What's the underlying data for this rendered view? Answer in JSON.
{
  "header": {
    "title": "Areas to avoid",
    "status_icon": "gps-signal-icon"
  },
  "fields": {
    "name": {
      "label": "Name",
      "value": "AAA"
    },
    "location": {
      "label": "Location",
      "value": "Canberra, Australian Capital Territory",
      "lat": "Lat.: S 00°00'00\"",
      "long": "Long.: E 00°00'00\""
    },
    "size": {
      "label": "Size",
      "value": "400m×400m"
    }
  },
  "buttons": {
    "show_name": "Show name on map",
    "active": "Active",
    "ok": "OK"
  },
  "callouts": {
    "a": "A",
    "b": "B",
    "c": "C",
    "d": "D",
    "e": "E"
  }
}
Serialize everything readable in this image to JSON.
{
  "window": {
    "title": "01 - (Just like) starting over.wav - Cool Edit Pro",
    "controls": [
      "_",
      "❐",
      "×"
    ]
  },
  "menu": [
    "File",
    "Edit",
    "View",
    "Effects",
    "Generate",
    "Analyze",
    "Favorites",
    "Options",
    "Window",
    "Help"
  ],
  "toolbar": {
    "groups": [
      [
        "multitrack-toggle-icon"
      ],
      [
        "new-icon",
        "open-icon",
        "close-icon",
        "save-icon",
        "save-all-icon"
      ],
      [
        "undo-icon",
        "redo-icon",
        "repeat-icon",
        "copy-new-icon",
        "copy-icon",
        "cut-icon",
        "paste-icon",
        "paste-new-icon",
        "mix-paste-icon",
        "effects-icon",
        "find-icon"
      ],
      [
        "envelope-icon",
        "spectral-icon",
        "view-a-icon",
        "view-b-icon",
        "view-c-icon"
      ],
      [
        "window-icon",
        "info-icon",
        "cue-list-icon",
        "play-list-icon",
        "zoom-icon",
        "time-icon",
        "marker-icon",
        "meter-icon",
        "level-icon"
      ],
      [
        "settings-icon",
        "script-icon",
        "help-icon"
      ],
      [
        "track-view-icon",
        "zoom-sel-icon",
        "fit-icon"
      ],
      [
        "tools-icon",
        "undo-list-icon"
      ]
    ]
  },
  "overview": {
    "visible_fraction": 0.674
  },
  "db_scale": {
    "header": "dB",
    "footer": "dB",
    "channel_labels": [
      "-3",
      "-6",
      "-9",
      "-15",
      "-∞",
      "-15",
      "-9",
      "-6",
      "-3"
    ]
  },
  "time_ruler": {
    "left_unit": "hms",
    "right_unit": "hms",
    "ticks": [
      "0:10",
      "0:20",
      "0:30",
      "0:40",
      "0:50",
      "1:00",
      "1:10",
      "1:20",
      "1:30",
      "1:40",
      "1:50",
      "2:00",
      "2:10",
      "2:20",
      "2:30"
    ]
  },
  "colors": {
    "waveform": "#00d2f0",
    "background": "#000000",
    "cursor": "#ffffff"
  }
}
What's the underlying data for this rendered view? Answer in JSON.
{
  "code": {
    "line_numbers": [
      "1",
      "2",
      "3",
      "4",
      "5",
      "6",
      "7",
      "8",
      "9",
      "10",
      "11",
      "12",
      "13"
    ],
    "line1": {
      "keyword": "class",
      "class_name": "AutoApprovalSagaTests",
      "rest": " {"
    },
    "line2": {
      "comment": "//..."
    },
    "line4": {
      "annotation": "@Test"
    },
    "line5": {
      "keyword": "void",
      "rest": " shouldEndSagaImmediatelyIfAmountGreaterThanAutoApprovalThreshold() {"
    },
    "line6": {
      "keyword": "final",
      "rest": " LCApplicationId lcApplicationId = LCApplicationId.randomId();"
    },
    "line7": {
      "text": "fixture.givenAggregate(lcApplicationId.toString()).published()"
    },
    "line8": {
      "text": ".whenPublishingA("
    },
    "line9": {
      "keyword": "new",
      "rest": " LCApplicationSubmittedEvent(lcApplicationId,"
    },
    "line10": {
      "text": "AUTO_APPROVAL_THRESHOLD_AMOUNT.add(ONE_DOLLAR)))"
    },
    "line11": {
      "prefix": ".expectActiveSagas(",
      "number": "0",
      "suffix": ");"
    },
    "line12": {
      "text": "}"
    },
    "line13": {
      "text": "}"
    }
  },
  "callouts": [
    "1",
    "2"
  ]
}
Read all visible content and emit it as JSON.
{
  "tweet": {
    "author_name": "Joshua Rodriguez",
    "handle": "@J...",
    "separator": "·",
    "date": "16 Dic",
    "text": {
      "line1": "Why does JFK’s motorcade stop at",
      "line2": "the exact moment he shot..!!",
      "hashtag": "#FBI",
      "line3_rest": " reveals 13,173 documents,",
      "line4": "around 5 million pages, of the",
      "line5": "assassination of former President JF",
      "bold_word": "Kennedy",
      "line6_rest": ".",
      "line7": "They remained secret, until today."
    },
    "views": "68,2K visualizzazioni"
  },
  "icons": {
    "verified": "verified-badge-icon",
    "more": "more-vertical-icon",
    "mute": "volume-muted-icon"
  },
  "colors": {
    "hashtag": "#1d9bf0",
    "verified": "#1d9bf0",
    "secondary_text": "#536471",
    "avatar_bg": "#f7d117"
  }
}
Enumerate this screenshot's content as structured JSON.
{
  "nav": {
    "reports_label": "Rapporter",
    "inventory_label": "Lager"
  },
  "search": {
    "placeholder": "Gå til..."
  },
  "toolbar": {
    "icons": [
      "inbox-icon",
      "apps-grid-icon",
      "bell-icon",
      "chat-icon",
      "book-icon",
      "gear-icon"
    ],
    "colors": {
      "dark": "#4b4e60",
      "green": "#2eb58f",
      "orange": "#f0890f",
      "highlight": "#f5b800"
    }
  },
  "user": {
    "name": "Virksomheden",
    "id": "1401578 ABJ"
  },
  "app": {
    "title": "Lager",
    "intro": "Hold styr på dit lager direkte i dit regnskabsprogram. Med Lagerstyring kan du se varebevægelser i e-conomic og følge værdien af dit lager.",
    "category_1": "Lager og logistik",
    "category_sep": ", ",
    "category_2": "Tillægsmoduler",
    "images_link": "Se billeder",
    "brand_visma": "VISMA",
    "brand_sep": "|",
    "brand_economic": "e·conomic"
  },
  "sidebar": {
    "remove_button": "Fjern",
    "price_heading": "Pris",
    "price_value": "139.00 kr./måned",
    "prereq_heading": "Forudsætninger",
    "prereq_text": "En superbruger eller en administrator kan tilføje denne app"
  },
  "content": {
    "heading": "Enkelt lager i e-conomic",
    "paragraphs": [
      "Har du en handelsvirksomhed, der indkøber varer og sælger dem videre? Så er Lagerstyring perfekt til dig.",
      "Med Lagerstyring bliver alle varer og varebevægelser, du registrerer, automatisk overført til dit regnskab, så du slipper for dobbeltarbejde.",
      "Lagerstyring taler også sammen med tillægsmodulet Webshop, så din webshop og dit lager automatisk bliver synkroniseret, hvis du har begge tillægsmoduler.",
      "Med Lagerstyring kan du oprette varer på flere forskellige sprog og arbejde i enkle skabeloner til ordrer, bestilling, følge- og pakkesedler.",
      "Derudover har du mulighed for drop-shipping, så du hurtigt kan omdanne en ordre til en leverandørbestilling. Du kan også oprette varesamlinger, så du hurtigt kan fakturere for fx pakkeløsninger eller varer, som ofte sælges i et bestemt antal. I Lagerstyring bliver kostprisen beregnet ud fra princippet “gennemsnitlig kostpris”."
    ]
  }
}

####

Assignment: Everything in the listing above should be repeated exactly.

Response:
What's the underlying data for this rendered view? Answer in JSON.
{
  "header": {
    "title": "Areas to avoid",
    "status_icon": "gps-signal-icon"
  },
  "fields": {
    "name": {
      "label": "Name",
      "value": "AAA"
    },
    "location": {
      "label": "Location",
      "value": "Canberra, Australian Capital Territory",
      "lat": "Lat.: S 00°00'00\"",
      "long": "Long.: E 00°00'00\""
    },
    "size": {
      "label": "Size",
      "value": "400m×400m"
    }
  },
  "buttons": {
    "show_name": "Show name on map",
    "active": "Active",
    "ok": "OK"
  },
  "callouts": {
    "a": "A",
    "b": "B",
    "c": "C",
    "d": "D",
    "e": "E"
  }
}
Serialize everything readable in this image to JSON.
{
  "window": {
    "title": "01 - (Just like) starting over.wav - Cool Edit Pro",
    "controls": [
      "_",
      "❐",
      "×"
    ]
  },
  "menu": [
    "File",
    "Edit",
    "View",
    "Effects",
    "Generate",
    "Analyze",
    "Favorites",
    "Options",
    "Window",
    "Help"
  ],
  "toolbar": {
    "groups": [
      [
        "multitrack-toggle-icon"
      ],
      [
        "new-icon",
        "open-icon",
        "close-icon",
        "save-icon",
        "save-all-icon"
      ],
      [
        "undo-icon",
        "redo-icon",
        "repeat-icon",
        "copy-new-icon",
        "copy-icon",
        "cut-icon",
        "paste-icon",
        "paste-new-icon",
        "mix-paste-icon",
        "effects-icon",
        "find-icon"
      ],
      [
        "envelope-icon",
        "spectral-icon",
        "view-a-icon",
        "view-b-icon",
        "view-c-icon"
      ],
      [
        "window-icon",
        "info-icon",
        "cue-list-icon",
        "play-list-icon",
        "zoom-icon",
        "time-icon",
        "marker-icon",
        "meter-icon",
        "level-icon"
      ],
      [
        "settings-icon",
        "script-icon",
        "help-icon"
      ],
      [
        "track-view-icon",
        "zoom-sel-icon",
        "fit-icon"
      ],
      [
        "tools-icon",
        "undo-list-icon"
      ]
    ]
  },
  "overview": {
    "visible_fraction": 0.674
  },
  "db_scale": {
    "header": "dB",
    "footer": "dB",
    "channel_labels": [
      "-3",
      "-6",
      "-9",
      "-15",
      "-∞",
      "-15",
      "-9",
      "-6",
      "-3"
    ]
  },
  "time_ruler": {
    "left_unit": "hms",
    "right_unit": "hms",
    "ticks": [
      "0:10",
      "0:20",
      "0:30",
      "0:40",
      "0:50",
      "1:00",
      "1:10",
      "1:20",
      "1:30",
      "1:40",
      "1:50",
      "2:00",
      "2:10",
      "2:20",
      "2:30"
    ]
  },
  "colors": {
    "waveform": "#00d2f0",
    "background": "#000000",
    "cursor": "#ffffff"
  }
}
What's the underlying data for this rendered view? Answer in JSON.
{
  "code": {
    "line_numbers": [
      "1",
      "2",
      "3",
      "4",
      "5",
      "6",
      "7",
      "8",
      "9",
      "10",
      "11",
      "12",
      "13"
    ],
    "line1": {
      "keyword": "class",
      "class_name": "AutoApprovalSagaTests",
      "rest": " {"
    },
    "line2": {
      "comment": "//..."
    },
    "line4": {
      "annotation": "@Test"
    },
    "line5": {
      "keyword": "void",
      "rest": " shouldEndSagaImmediatelyIfAmountGreaterThanAutoApprovalThreshold() {"
    },
    "line6": {
      "keyword": "final",
      "rest": " LCApplicationId lcApplicationId = LCApplicationId.randomId();"
    },
    "line7": {
      "text": "fixture.givenAggregate(lcApplicationId.toString()).published()"
    },
    "line8": {
      "text": ".whenPublishingA("
    },
    "line9": {
      "keyword": "new",
      "rest": " LCApplicationSubmittedEvent(lcApplicationId,"
    },
    "line10": {
      "text": "AUTO_APPROVAL_THRESHOLD_AMOUNT.add(ONE_DOLLAR)))"
    },
    "line11": {
      "prefix": ".expectActiveSagas(",
      "number": "0",
      "suffix": ");"
    },
    "line12": {
      "text": "}"
    },
    "line13": {
      "text": "}"
    }
  },
  "callouts": [
    "1",
    "2"
  ]
}
Read all visible content and emit it as JSON.
{
  "tweet": {
    "author_name": "Joshua Rodriguez",
    "handle": "@J...",
    "separator": "·",
    "date": "16 Dic",
    "text": {
      "line1": "Why does JFK’s motorcade stop at",
      "line2": "the exact moment he shot..!!",
      "hashtag": "#FBI",
      "line3_rest": " reveals 13,173 documents,",
      "line4": "around 5 million pages, of the",
      "line5": "assassination of former President JF",
      "bold_word": "Kennedy",
      "line6_rest": ".",
      "line7": "They remained secret, until today."
    },
    "views": "68,2K visualizzazioni"
  },
  "icons": {
    "verified": "verified-badge-icon",
    "more": "more-vertical-icon",
    "mute": "volume-muted-icon"
  },
  "colors": {
    "hashtag": "#1d9bf0",
    "verified": "#1d9bf0",
    "secondary_text": "#536471",
    "avatar_bg": "#f7d117"
  }
}
Enumerate this screenshot's content as structured JSON.
{
  "nav": {
    "reports_label": "Rapporter",
    "inventory_label": "Lager"
  },
  "search": {
    "placeholder": "Gå til..."
  },
  "toolbar": {
    "icons": [
      "inbox-icon",
      "apps-grid-icon",
      "bell-icon",
      "chat-icon",
      "book-icon",
      "gear-icon"
    ],
    "colors": {
      "dark": "#4b4e60",
      "green": "#2eb58f",
      "orange": "#f0890f",
      "highlight": "#f5b800"
    }
  },
  "user": {
    "name": "Virksomheden",
    "id": "1401578 ABJ"
  },
  "app": {
    "title": "Lager",
    "intro": "Hold styr på dit lager direkte i dit regnskabsprogram. Med Lagerstyring kan du se varebevægelser i e-conomic og følge værdien af dit lager.",
    "category_1": "Lager og logistik",
    "category_sep": ", ",
    "category_2": "Tillægsmoduler",
    "images_link": "Se billeder",
    "brand_visma": "VISMA",
    "brand_sep": "|",
    "brand_economic": "e·conomic"
  },
  "sidebar": {
    "remove_button": "Fjern",
    "price_heading": "Pris",
    "price_value": "139.00 kr./måned",
    "prereq_heading": "Forudsætninger",
    "prereq_text": "En superbruger eller en administrator kan tilføje denne app"
  },
  "content": {
    "heading": "Enkelt lager i e-conomic",
    "paragraphs": [
      "Har du en handelsvirksomhed, der indkøber varer og sælger dem videre? Så er Lagerstyring perfekt til dig.",
      "Med Lagerstyring bliver alle varer og varebevægelser, du registrerer, automatisk overført til dit regnskab, så du slipper for dobbeltarbejde.",
      "Lagerstyring taler også sammen med tillægsmodulet Webshop, så din webshop og dit lager automatisk bliver synkroniseret, hvis du har begge tillægsmoduler.",
      "Med Lagerstyring kan du oprette varer på flere forskellige sprog og arbejde i enkle skabeloner til ordrer, bestilling, følge- og pakkesedler.",
      "Derudover har du mulighed for drop-shipping, så du hurtigt kan omdanne en ordre til en leverandørbestilling. Du kan også oprette varesamlinger, så du hurtigt kan fakturere for fx pakkeløsninger eller varer, som ofte sælges i et bestemt antal. I Lagerstyring bliver kostprisen beregnet ud fra princippet “gennemsnitlig kostpris”."
    ]
  }
}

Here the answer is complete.